Thomas Shifflet, 78, was found guilty by a jury in Athens County Common Pleas Court of gross sexual imposition. He was acquitted of sexual imposition and the jury could not reach a decision on two other counts of gross sexual imposition and a rape charge.

He later changed his plea on the undecided charges to that of no contest on the two other counts of gross sexual imposition. The agreement contained the stipulation that the rape charge be amended to gross sexual imposition as well, with Shifflet entering an “Alford” plea to that charge.

He did not admit to any wrongdoing, but acknowledged that sufficient evidence exists that could convince a jury of the hung counts.

Then-judge Michael Ward sentenced Shifflet to the mandatory term of five years in prison for the amended gross sexual imposition charge and the three others, including the one he was convicted of March 19. As part of the agreement, he will serve the maximum prison sentences for each charge concurrently.

In a document filed with the court in mid-February, Shifflet’s attorney, Columbus-based public defender Peter Galyardt uses the decision in the recent case involving Damon L. Bevly decided by the Ohio Supreme Court to help bolster his appeal.

Galyardt challenges the mandatory sentence of Shifflet, urging the court to apply the Bevly case and vacate the mandatory sentence for Shifflet.

In the Bevly case, corroborating evidence was used to sentence him to a longer prison term according to the case file.

“The state maintains that (Ohio Revised Code) has a rational basis, in that it imposes more punishment on an offender when there is more evidence of guilt. But once an accused has been found guilty beyond a reasonable doubt of an offense, the quantity of evidence is irrelevant to the sentence,” according to the opinion by Justice Judith Lanzinger.

Bevly’s case was reversed and remanded to the lower court.

In Shifflet’s case, it is being argued that evidence presented after the guilty plea and prior to the sentence factored into the maximum mandatory sentence.

In an appeal brief filed last fall, Galyardt argued that Shifflet’s due process rights were violated when the trial court accepted an “unknowing, unintelligent and involuntary guilty plea.”

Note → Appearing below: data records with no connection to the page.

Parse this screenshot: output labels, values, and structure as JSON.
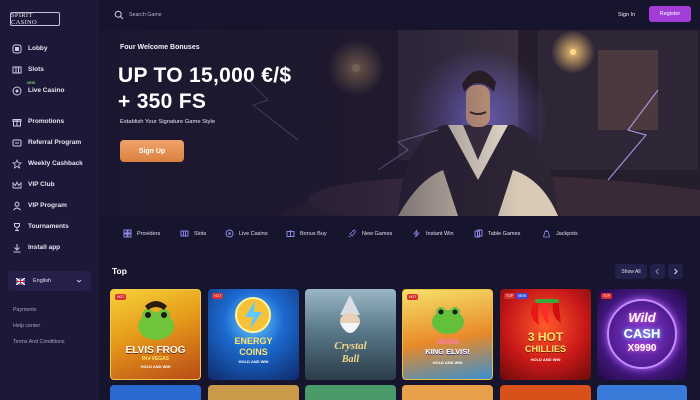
{
  "brand": {
    "logo_text": "SPIRIT CASINO"
  },
  "sidebar": {
    "items": [
      {
        "label": "Lobby",
        "icon": "lobby-icon"
      },
      {
        "label": "Slots",
        "icon": "slots-icon"
      },
      {
        "label": "Live Casino",
        "icon": "live-casino-icon",
        "badge": "NEW"
      },
      {
        "label": "Promotions",
        "icon": "gift-icon"
      },
      {
        "label": "Referral Program",
        "icon": "referral-icon"
      },
      {
        "label": "Weekly Cashback",
        "icon": "star-icon"
      },
      {
        "label": "VIP Club",
        "icon": "crown-icon"
      },
      {
        "label": "VIP Program",
        "icon": "user-icon"
      },
      {
        "label": "Tournaments",
        "icon": "trophy-icon"
      },
      {
        "label": "Install app",
        "icon": "download-icon"
      }
    ],
    "language": "English",
    "footer_links": [
      "Payments",
      "Help center",
      "Terms And Conditions"
    ]
  },
  "header": {
    "search_placeholder": "Search Game",
    "signin_label": "Sign In",
    "register_label": "Register"
  },
  "hero": {
    "subtitle": "Four Welcome Bonuses",
    "title_line1": "UP TO 15,000 €/$",
    "title_line2": "+ 350 FS",
    "description": "Establish Your Signature Game Style",
    "cta_label": "Sign Up"
  },
  "categories": [
    {
      "label": "Providers",
      "icon": "providers-icon"
    },
    {
      "label": "Slots",
      "icon": "slots-icon"
    },
    {
      "label": "Live Casino",
      "icon": "live-casino-icon"
    },
    {
      "label": "Bonus Buy",
      "icon": "bonus-buy-icon"
    },
    {
      "label": "New Games",
      "icon": "rocket-icon"
    },
    {
      "label": "Instant Win",
      "icon": "lightning-icon"
    },
    {
      "label": "Table Games",
      "icon": "cards-icon"
    },
    {
      "label": "Jackpots",
      "icon": "bag-icon"
    }
  ],
  "top_section": {
    "title": "Top",
    "show_all_label": "Show All",
    "games": [
      {
        "line1": "ELVIS FROG",
        "line2": "IN★VEGAS",
        "line3": "HOLD AND WIN",
        "tags": [
          "HOT"
        ]
      },
      {
        "line1": "ENERGY",
        "line2": "COINS",
        "line3": "HOLD AND WIN",
        "tags": [
          "HOT"
        ]
      },
      {
        "line1": "Crystal",
        "line2": "Ball",
        "line3": "",
        "tags": []
      },
      {
        "line1": "Aloha",
        "line2": "KING ELVIS!",
        "line3": "HOLD AND WIN",
        "tags": [
          "HOT"
        ]
      },
      {
        "line1": "3 HOT",
        "line2": "CHILLIES",
        "line3": "HOLD AND WIN",
        "tags": [
          "TOP",
          "NEW"
        ]
      },
      {
        "line1": "Wild",
        "line2": "CASH",
        "line3": "X9990",
        "tags": [
          "TOP"
        ]
      }
    ]
  },
  "colors": {
    "accent_register": "#a23dd8",
    "cta_orange": "#e08a4a",
    "bg": "#17142e"
  }
}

The appeal also argued that Shifflet was convicted “against the manifest weight of the evidence,” and that his due process rights were also violated when the court allowed a “designated support person” for a closed-circuit television testimony of the victim to testify as a witness.